Data excerpts
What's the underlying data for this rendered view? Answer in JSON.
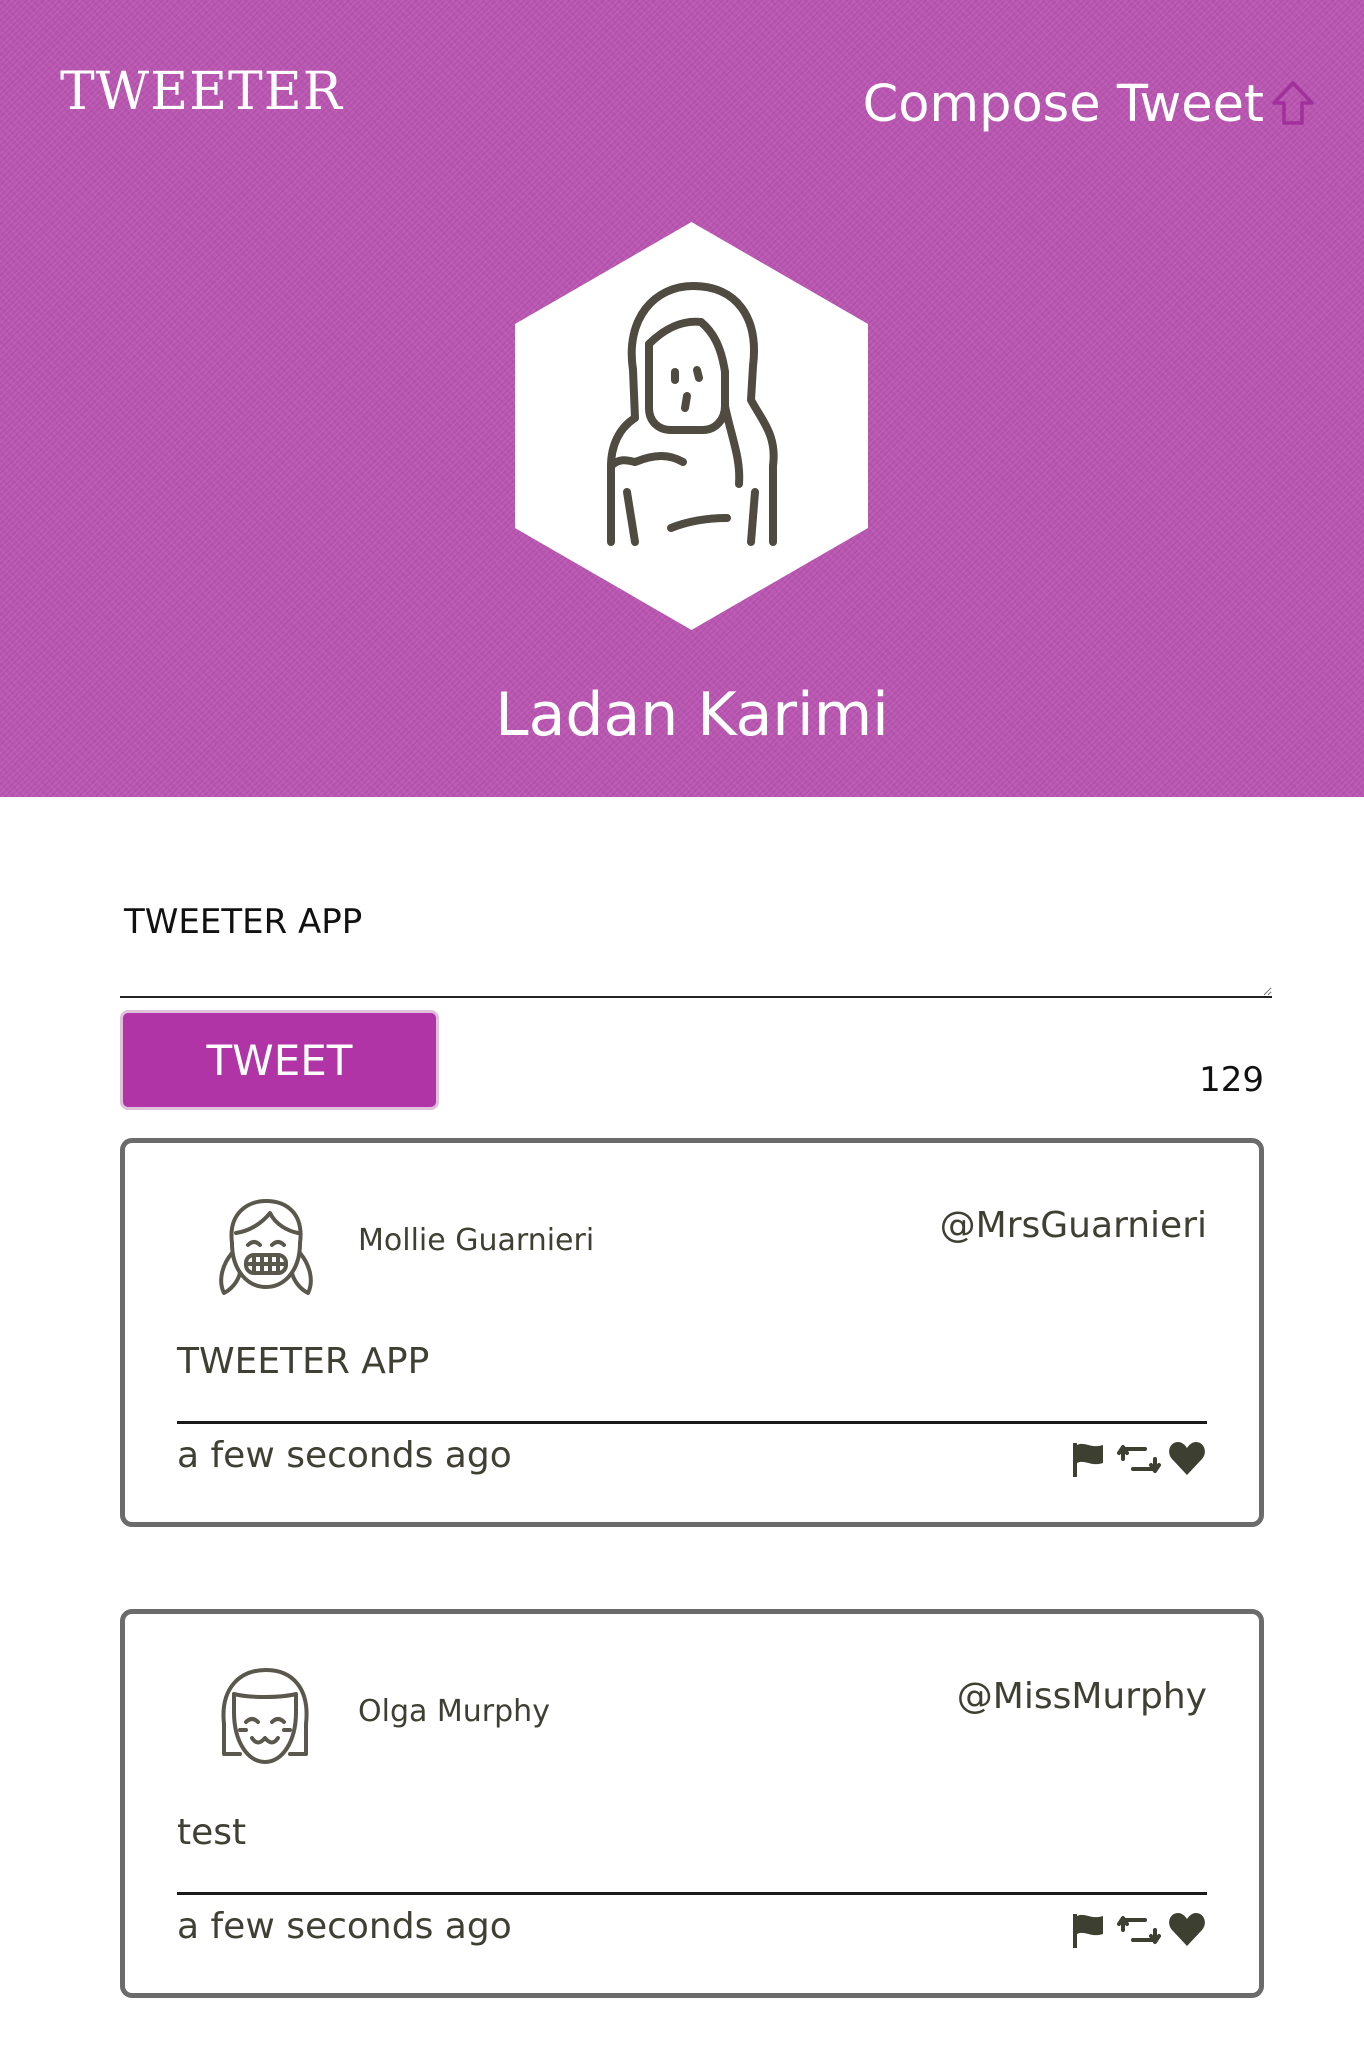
{
  "app": {
    "brand": "TWEETER"
  },
  "nav": {
    "compose_label": "Compose Tweet",
    "compose_icon": "arrow-up-icon"
  },
  "profile": {
    "name": "Ladan Karimi",
    "avatar_icon": "woman-avatar-icon"
  },
  "composer": {
    "value": "TWEETER APP",
    "button_label": "TWEET",
    "counter": "129"
  },
  "tweets": [
    {
      "name": "Mollie Guarnieri",
      "handle": "@MrsGuarnieri",
      "text": "TWEETER APP",
      "time": "a few seconds ago",
      "avatar_icon": "girl-pigtails-avatar-icon"
    },
    {
      "name": "Olga Murphy",
      "handle": "@MissMurphy",
      "text": "test",
      "time": "a few seconds ago",
      "avatar_icon": "girl-bangs-avatar-icon"
    }
  ],
  "colors": {
    "header_bg": "#bb55b2",
    "button_bg": "#b134a7",
    "text_dark": "#3f3f33"
  }
}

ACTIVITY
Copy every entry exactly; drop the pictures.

RESULT BELOW
What's the underlying data for this rendered view? Answer in JSON.
{
  "app": {
    "brand": "TWEETER"
  },
  "nav": {
    "compose_label": "Compose Tweet",
    "compose_icon": "arrow-up-icon"
  },
  "profile": {
    "name": "Ladan Karimi",
    "avatar_icon": "woman-avatar-icon"
  },
  "composer": {
    "value": "TWEETER APP",
    "button_label": "TWEET",
    "counter": "129"
  },
  "tweets": [
    {
      "name": "Mollie Guarnieri",
      "handle": "@MrsGuarnieri",
      "text": "TWEETER APP",
      "time": "a few seconds ago",
      "avatar_icon": "girl-pigtails-avatar-icon"
    },
    {
      "name": "Olga Murphy",
      "handle": "@MissMurphy",
      "text": "test",
      "time": "a few seconds ago",
      "avatar_icon": "girl-bangs-avatar-icon"
    }
  ],
  "colors": {
    "header_bg": "#bb55b2",
    "button_bg": "#b134a7",
    "text_dark": "#3f3f33"
  }
}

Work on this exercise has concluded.